**YOUR GOAL**
List every line below containing "február".

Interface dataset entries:
BEGIN

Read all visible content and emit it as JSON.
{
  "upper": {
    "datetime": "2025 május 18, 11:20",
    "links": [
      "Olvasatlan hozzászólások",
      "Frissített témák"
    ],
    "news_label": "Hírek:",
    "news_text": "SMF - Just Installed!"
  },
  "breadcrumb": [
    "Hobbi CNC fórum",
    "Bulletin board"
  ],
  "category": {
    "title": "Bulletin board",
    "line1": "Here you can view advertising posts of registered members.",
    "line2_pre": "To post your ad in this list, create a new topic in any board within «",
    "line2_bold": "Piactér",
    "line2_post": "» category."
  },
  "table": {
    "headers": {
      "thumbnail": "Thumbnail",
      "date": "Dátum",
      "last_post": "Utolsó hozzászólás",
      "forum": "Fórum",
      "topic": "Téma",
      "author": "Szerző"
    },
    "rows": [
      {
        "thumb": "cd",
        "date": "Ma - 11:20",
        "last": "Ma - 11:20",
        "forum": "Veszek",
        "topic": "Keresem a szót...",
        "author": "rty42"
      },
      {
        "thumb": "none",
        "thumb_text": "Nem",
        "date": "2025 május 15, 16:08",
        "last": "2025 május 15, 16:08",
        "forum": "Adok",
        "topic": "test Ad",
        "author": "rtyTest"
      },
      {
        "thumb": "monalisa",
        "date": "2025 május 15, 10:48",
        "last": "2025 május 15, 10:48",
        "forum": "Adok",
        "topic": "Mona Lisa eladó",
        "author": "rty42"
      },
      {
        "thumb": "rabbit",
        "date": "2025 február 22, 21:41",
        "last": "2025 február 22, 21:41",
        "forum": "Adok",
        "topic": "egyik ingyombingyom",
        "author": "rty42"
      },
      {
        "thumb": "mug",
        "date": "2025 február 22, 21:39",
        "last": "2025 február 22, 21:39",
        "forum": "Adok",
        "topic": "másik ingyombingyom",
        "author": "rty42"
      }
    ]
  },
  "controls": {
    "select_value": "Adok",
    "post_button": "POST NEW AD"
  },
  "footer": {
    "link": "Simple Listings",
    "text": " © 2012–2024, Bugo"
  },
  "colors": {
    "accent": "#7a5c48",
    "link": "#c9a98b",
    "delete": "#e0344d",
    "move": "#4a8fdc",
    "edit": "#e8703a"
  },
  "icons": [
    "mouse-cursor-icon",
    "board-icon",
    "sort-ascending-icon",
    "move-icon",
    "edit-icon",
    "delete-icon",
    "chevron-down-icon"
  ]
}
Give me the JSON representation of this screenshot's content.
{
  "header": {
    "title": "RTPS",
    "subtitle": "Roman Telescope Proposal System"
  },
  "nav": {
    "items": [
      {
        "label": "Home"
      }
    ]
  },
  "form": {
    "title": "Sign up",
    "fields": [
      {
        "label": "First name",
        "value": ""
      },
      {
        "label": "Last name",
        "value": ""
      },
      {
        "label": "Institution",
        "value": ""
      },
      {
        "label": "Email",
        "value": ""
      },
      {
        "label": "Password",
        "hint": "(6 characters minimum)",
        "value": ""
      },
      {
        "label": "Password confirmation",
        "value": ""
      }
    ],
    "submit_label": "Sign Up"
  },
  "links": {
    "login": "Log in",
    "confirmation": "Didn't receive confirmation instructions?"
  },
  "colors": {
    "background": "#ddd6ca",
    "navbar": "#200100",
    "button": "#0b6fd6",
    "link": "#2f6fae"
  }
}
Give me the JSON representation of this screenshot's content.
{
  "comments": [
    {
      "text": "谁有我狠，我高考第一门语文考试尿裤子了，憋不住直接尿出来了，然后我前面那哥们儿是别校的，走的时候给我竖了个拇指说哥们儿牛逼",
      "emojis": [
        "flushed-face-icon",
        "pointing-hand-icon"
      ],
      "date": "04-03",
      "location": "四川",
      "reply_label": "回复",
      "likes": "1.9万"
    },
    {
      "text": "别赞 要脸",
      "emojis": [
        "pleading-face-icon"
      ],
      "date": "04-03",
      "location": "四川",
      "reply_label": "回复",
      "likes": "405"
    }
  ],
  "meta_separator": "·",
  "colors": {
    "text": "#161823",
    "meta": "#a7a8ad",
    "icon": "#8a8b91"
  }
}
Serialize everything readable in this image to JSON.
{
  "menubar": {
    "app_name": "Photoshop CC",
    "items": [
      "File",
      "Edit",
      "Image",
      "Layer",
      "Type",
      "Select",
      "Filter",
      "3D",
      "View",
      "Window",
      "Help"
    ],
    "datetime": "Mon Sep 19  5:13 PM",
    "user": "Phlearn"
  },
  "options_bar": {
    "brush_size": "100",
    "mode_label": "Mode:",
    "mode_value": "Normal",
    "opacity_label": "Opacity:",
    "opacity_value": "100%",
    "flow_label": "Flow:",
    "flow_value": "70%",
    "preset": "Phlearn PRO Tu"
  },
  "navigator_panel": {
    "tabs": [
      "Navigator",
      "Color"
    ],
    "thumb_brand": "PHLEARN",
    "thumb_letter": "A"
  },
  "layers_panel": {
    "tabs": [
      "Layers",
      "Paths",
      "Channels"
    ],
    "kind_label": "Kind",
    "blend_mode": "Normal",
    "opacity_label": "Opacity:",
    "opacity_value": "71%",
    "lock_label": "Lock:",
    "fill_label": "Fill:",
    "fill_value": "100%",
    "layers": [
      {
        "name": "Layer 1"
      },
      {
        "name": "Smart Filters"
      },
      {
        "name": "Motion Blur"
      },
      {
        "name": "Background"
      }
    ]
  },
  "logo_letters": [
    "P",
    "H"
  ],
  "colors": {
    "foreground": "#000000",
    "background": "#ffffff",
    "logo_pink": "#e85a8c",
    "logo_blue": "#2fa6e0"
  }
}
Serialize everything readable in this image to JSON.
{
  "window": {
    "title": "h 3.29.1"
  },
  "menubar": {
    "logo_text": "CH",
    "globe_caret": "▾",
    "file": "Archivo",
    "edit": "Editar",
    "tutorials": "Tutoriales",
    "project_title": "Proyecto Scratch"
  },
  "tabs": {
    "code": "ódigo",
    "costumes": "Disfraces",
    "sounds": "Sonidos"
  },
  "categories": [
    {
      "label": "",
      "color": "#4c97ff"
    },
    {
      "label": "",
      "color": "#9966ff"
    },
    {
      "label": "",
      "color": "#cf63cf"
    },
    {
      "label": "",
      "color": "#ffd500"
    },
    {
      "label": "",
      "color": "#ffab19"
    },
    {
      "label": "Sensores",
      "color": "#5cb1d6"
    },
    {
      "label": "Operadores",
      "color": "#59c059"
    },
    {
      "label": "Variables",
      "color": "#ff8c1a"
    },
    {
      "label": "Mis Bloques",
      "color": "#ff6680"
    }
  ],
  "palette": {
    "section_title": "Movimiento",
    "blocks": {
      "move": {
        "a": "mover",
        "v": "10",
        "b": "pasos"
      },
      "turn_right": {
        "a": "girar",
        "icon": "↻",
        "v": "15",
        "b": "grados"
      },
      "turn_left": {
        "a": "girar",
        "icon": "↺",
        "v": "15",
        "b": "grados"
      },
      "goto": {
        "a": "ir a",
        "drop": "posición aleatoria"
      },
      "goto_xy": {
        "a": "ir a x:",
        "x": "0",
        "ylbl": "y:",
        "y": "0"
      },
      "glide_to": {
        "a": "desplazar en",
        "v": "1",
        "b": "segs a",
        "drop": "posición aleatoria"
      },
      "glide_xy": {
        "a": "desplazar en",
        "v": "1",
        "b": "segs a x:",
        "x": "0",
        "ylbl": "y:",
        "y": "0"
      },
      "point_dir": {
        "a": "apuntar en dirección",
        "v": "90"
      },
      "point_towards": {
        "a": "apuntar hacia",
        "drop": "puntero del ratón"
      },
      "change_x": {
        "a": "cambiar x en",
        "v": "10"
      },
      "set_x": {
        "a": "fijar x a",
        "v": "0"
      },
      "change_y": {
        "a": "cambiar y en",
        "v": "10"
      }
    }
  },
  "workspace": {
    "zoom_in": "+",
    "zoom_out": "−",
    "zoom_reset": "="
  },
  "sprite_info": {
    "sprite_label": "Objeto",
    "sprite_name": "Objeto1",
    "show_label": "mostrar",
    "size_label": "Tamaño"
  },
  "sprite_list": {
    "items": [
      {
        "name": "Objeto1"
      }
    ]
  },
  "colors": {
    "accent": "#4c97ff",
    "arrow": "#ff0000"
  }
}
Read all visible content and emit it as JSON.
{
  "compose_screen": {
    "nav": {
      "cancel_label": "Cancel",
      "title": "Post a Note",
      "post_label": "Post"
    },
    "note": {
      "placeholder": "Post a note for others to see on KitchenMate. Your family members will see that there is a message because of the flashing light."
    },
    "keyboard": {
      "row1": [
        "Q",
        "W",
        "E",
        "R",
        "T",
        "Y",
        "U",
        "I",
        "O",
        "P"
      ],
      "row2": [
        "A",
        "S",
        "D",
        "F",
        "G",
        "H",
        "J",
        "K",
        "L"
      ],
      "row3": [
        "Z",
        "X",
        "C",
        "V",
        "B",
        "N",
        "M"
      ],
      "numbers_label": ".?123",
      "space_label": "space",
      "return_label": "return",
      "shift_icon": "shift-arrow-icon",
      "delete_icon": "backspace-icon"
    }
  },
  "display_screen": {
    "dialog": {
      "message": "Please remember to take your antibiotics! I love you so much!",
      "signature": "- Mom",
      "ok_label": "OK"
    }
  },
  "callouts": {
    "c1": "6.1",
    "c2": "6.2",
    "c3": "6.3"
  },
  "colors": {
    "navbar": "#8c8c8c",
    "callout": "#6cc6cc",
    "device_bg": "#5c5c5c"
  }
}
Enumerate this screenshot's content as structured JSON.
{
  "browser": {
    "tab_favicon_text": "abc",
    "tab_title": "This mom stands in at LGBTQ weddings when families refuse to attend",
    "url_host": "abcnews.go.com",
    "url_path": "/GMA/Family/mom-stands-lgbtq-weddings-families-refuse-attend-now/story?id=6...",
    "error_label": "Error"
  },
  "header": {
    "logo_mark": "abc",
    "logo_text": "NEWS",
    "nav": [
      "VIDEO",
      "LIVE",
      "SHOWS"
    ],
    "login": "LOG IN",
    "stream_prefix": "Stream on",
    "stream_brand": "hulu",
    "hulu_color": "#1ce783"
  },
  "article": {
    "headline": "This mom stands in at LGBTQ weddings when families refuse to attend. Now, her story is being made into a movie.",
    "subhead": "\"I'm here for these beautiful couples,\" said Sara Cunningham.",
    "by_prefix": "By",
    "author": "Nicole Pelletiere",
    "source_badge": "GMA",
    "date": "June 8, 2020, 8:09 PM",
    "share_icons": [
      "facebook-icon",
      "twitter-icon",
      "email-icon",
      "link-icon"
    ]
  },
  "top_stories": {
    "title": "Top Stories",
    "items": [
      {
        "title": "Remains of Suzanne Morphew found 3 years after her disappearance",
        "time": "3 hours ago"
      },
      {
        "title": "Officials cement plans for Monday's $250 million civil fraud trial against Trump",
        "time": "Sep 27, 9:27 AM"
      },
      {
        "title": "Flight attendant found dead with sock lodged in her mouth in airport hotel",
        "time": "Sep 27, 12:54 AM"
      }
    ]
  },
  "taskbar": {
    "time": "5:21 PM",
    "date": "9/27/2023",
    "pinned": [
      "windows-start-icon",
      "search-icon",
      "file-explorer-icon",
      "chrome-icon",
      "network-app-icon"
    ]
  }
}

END

**RESULT BELOW**
        "date": "2025 február 22, 21:41",
        "last": "2025 február 22, 21:41",
        "date": "2025 február 22, 21:39",
        "last": "2025 február 22, 21:39",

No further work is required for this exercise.